Blogging from the road, one picture at a time. First stop: St. Louis.
(Follow Alyson Footer on Twitter)
Typically, fans are given a first-hand view of only one aspect of baseball: the game on the field. You see players in uniform, signing autographs, doing sprints in the outfield, taking batting practice. Occasionally, you might catch a glimpse of them walking into the ballpark on a game day.
But getting through a season is much more involved than simply showing up to the clubhouse and putting on the uniform, especially on the road. The process begins and ends with bus rides and plane trips, with lengthy hotel stays in between.
The Astros left for a three-city trip on Monday, and in this blog you’ll find a play-by-play of sorts as we share the ins and outs of road tripping in the big leagues. A columnist friend once told me that fans are as interested in the process of covering a team as they are reading about balls and strikes and wins and losses. Hopefully, you’ll find this day-to-day pictorial diary entertaining and maybe a little informative. Check back early and often.
Making sure everyone is on the same page. Literally.
This is one section of the itinerary that is handed out to each member of the traveling party prior to road trips. It details everything one would need to know in terms of bus times, flight times and game times as well as hotel information and Will Call locations. In St. Louis, the hotel is in walking distance to the ballpark, so no bus is needed. Instead, a time is given when players are required to report to the clubhouse.
The team usually travels on a game day, leaving 45 minutes after the last out is made. But this time, the Astros had an offday in between their final home game and the first game of the road trip, and that becomes the designated travel day.
Luggage had to be on the truck by 4:45 p.m., and the buses left for the airport at 5:15. Teams use two buses — one for players only, and the other for everyone else — manager, coaches, traveling secretary, broadcasters, strength and conditioning coach, media relations rep, TV production crew. (And me.)

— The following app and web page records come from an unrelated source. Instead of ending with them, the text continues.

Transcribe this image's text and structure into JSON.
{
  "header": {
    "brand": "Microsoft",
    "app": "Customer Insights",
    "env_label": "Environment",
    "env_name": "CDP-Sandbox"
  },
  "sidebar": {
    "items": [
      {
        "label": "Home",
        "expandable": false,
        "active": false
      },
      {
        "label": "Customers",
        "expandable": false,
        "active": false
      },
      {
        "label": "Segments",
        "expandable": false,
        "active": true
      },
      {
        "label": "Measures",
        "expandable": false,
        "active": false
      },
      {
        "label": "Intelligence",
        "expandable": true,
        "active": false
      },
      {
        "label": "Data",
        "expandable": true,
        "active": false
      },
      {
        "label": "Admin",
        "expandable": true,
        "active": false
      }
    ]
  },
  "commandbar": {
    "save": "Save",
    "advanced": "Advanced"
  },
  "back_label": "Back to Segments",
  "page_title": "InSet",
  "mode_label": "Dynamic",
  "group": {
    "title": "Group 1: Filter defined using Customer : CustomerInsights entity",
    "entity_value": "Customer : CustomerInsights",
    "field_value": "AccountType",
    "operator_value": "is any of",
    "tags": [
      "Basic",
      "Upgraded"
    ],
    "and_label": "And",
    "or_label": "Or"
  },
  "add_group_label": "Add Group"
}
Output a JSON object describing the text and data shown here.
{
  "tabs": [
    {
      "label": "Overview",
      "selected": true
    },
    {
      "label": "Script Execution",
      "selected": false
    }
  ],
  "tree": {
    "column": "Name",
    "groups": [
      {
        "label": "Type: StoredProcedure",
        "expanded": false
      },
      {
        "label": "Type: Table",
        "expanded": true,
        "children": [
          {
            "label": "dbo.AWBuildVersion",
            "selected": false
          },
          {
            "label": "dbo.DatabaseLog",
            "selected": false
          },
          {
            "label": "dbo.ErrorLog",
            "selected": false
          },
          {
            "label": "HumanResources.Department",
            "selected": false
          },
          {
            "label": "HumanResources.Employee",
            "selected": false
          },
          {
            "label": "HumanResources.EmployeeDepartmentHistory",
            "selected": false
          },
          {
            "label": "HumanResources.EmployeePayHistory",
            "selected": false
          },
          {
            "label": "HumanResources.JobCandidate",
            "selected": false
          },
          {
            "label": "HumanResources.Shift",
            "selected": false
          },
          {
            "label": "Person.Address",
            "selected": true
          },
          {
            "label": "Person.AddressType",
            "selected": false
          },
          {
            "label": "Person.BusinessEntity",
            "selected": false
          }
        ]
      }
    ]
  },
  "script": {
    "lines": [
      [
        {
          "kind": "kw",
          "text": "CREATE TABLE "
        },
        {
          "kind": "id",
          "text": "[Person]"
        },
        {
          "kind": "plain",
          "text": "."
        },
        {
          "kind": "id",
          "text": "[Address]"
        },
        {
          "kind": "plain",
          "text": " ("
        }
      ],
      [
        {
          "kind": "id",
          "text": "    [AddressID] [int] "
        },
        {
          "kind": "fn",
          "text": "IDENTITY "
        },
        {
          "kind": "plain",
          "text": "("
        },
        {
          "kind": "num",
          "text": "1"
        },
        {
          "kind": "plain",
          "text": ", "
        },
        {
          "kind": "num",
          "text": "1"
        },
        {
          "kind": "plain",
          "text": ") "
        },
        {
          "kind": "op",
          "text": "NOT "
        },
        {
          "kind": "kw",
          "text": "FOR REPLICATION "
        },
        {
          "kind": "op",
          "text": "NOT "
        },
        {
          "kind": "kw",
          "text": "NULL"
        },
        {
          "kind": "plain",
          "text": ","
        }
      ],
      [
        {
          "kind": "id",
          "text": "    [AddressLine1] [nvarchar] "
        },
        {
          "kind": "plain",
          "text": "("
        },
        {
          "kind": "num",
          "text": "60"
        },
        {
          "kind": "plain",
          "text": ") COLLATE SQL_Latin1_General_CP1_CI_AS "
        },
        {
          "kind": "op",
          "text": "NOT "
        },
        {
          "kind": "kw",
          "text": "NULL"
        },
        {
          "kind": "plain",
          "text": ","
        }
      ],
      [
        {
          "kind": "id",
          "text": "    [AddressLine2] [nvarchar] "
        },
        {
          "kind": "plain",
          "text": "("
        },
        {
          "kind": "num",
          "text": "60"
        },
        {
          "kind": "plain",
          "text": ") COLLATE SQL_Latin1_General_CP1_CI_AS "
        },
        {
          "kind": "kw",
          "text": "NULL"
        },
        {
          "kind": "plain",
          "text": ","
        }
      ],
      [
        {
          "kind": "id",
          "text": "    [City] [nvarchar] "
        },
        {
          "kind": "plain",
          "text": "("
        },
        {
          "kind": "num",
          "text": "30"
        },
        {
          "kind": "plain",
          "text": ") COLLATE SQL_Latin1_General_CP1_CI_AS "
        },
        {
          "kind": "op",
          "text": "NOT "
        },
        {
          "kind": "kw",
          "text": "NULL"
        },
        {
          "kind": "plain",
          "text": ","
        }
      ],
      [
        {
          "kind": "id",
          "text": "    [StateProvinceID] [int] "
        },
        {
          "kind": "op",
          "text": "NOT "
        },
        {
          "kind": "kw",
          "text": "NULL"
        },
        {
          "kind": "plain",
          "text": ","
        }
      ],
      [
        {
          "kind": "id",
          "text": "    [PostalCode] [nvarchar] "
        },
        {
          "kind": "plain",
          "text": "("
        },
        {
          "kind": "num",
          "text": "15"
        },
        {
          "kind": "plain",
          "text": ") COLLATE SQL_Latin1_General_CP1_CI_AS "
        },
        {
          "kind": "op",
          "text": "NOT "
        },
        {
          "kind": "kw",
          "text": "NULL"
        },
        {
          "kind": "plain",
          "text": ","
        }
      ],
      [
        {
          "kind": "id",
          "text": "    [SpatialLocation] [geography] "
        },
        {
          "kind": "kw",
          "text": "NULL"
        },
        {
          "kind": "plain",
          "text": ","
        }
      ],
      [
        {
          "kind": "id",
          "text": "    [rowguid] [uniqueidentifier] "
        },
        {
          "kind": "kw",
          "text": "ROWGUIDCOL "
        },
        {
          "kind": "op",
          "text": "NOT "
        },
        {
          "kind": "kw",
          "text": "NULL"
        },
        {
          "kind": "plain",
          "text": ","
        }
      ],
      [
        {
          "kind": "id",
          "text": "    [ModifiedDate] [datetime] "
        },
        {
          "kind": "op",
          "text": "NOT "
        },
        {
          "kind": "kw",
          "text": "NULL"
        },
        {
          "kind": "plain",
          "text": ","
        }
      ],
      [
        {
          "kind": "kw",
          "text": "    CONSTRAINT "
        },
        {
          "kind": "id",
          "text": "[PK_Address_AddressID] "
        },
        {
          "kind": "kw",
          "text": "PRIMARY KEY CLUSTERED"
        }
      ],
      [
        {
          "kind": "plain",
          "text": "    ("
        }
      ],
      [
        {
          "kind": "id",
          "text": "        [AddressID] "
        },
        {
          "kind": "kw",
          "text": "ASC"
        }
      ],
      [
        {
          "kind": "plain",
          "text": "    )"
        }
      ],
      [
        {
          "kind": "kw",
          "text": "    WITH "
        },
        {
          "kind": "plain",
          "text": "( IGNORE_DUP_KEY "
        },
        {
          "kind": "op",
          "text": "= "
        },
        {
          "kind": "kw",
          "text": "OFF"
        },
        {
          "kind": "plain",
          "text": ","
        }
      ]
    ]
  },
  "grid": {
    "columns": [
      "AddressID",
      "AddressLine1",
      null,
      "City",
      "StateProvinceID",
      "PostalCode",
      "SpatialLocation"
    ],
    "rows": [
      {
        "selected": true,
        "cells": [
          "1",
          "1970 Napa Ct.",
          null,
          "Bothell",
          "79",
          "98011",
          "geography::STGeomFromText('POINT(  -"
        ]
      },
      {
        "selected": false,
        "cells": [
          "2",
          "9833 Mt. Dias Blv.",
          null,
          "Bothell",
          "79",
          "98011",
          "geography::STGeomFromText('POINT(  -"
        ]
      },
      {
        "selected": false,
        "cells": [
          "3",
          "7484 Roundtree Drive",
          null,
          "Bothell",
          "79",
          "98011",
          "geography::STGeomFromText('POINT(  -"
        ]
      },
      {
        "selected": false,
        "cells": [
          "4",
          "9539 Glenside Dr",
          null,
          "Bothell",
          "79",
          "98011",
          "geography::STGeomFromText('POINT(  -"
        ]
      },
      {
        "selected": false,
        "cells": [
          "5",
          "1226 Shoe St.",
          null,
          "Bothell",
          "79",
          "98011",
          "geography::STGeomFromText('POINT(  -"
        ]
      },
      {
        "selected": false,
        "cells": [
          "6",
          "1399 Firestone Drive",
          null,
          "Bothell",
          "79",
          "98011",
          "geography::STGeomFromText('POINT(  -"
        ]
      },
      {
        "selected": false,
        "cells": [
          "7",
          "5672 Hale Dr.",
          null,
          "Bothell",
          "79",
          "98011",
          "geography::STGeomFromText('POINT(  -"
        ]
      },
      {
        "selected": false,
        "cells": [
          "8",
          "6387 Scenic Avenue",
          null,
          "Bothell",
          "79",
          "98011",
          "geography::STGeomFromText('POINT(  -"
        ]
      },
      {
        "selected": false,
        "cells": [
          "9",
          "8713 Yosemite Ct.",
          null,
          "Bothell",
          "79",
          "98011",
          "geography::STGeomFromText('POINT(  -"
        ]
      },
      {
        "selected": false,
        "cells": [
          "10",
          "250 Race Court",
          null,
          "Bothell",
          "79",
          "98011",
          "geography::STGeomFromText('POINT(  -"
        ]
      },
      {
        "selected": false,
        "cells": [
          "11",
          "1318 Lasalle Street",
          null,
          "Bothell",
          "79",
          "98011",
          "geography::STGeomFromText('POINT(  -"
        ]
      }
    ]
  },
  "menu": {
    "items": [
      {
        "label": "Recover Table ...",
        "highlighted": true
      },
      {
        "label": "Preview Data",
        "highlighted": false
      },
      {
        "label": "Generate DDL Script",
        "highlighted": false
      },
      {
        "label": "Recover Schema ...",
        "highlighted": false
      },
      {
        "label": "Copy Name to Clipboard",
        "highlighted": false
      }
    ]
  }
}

Also, any players traveling with their families ride the non-player bus.
Although teams don’t go through airport security, they do have TSA reps who come to the ballpark and do a full screening. Occasionally, the screening will be done on the tarmac at the airports but for the most part they’re done at the stadium.
The buses then pull right up to the plane and the team files on.
Hunter Pence, Sammy Gervacio.
Darin Erstad, Jessica Erstad (among others).
Bud Norris, Jason Michaels, Geoff Blum, Felipe Paulino.
First class: Manager, coaches (pictured: Jose Cruz, Ed Romero, Dewey Robinson), general manager, traveling secretary, clubhouse manager.
Brett Dolan, Dave Raymond.
Preparing for takeoff
While everyone gets situated and delves into the cheese and crackers/potato chips/peanut butter and jelly sandwich/Lunchables spread waiting for them in the first row of coach, the equipment crew gets to work, loading the plane. This, of course, does not involve just luggage. The bulk of the items involve equipment — bats, uniforms, shoes…anything a player needs on a roadie (including golf clubs) is transported from the stadium on the 16-wheel equipment truck and loaded on the plane.
Each player and staff member then finds his or her name among a group of envelopes containing a room key and rooming list displayed on a table near the entrance of the hotel (you can see the suspicious hotel manager in the background wondering who the strange lady is snapping pictures).